Trains, Camels, and Tum-Tum Carts: How the World Traveled in 1894
At the turn of the last century, the Field Museum sent a research team from Tunis to Siberia to find out how regular people got around.
Published July 31, 2013, at 10:15 a.m.
Text by Whet Moser
In 1894, a Baltimore & Ohio Railroad publicist named Joseph Gladding Pangborn set out on an international survey of transportation modes across the world. He had been involved with a railroad exhibit at the Columbian Exposition the previous year, and he parlayed that experience into a grand World Tour that was paid for by the brand new Field Museum, which had an exhibit planned on the topic of transportation.

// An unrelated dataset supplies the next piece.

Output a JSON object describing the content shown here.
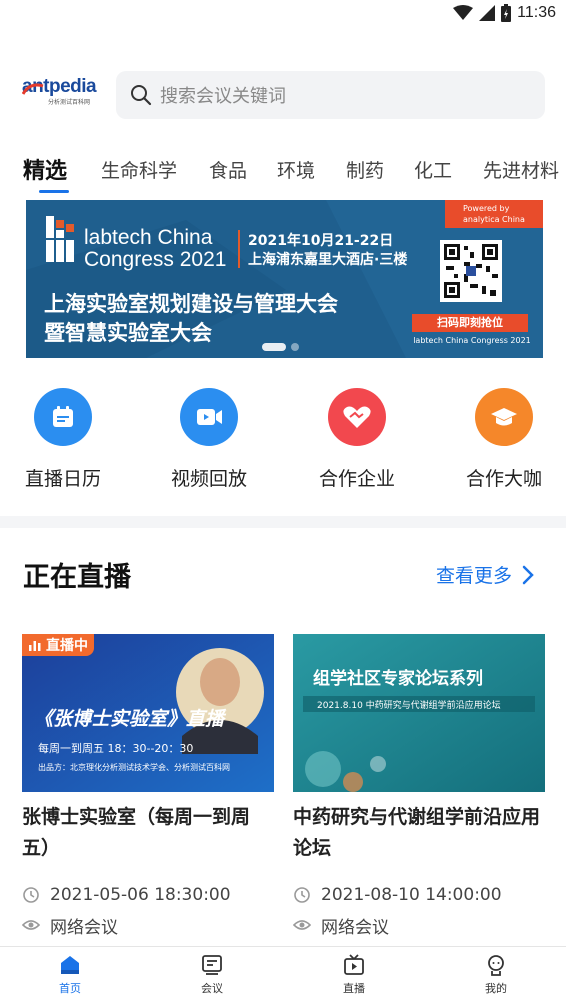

Pangborn’s World Transportation Commission, which included Civil War vet and photographer William Henry Jackson, began in Tunis in 1894. The Commission traveled by train, boat, caravan, elephant, and tum-tum cart through the Middle East, India, Pakistan, Siberia, Australia, and New Zealand. They captured the regions’ residents—rich and poor, natives and colonists—on the move in their own particular way.

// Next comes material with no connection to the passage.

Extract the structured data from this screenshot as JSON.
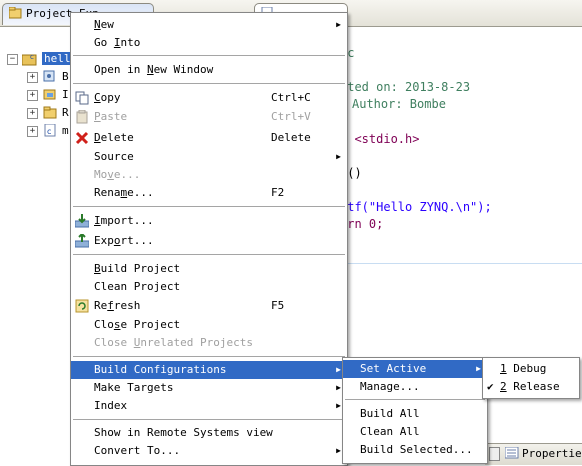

When Pangborn and company returned, they brought with them a view of a world that would have seemed incredibly distant and exotic to a growing Chicago, a place still more than a century away from becoming today’s global city.